How it works

Agree to Mediate

Mediation requires parties to a dispute to voluntarily choose to participate in mediation. This may sound obvious but one party must either voice the option of mediation or respond positively to another party’s suggestion to mediate.

Once the parties agree to mediate, they then need to decide on a mediator, a date and a venue.  This can bring the parties swiftly to mediation, particularly where the stay on legal proceedings granted by the court is about to expire, or can lead to further discussions about key aspects of the mediation.

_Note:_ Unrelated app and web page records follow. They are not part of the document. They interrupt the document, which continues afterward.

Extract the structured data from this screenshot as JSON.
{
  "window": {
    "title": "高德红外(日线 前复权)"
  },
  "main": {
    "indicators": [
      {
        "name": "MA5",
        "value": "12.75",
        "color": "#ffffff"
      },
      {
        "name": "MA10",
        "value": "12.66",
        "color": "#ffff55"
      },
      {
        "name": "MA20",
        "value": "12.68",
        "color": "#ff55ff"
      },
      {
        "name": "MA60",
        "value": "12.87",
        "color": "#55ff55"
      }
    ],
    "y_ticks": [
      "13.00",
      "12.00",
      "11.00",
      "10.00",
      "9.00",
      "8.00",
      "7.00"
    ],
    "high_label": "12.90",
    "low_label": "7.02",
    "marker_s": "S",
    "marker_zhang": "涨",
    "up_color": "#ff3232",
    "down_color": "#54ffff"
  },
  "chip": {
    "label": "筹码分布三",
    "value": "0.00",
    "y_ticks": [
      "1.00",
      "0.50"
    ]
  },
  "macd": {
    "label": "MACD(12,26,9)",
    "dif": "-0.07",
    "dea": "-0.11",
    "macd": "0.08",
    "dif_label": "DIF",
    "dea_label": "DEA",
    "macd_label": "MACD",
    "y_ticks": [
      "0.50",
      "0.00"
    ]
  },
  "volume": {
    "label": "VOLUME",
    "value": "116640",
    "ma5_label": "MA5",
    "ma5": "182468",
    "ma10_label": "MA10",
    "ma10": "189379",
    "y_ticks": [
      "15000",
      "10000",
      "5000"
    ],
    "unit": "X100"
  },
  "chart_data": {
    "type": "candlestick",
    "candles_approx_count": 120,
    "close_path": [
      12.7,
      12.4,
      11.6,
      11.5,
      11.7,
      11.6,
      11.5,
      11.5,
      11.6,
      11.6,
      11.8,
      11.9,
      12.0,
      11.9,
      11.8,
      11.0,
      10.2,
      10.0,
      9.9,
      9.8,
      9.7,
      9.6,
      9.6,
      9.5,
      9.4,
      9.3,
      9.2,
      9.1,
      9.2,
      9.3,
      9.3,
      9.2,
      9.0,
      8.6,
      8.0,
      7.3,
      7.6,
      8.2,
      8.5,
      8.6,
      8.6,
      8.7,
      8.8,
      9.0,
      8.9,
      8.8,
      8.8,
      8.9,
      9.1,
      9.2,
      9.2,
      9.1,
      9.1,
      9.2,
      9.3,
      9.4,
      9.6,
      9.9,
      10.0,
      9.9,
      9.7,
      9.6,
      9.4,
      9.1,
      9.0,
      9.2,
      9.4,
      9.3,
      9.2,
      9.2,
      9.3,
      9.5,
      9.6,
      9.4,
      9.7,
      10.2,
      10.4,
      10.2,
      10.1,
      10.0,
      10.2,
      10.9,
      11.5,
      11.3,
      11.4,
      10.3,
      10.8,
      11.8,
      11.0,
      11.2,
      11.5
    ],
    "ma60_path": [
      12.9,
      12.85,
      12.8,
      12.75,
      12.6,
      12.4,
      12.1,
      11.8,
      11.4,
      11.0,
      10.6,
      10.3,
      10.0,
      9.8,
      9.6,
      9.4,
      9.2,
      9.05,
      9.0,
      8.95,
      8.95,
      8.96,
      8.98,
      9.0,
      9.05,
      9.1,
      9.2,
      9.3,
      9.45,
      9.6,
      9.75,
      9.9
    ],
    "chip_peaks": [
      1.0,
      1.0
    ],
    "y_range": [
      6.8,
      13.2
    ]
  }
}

Once the parties have agreed the mediator and details of the mediation, they will prepare an agreed mediation bundle. This will contain documents which the parties feel the mediator must see before the mediation. This is not a trial bundle and contains only what the parties consider to be the essential documents. In addition, each party will be invited to provide a position statement which is exchanged before the mediation. The position statement ought to briefly summarise the issues and the impact as well as the range or type of outcome which is sought. Each party, if they wish, may provide separate information to the mediator only which is not disclosed to the other party.


Each mediation is different and the mediator can use the flexibility of the mediation process to meet the parties’ needs. Generally, parties will assemble in their own room before the mediation begins. The mediator will come and see each party; check that everyone is present and has signed the Agreement to Mediate and see whether there are any additional concerns. The parties will then meet with the mediator for a joint opening session followed by a series of private sessions when the mediator will work with the parties to explore where the solution may lie. Once agreement is reached, it is put into writing and when signed by or on behalf of the parties becomes legally enforceable.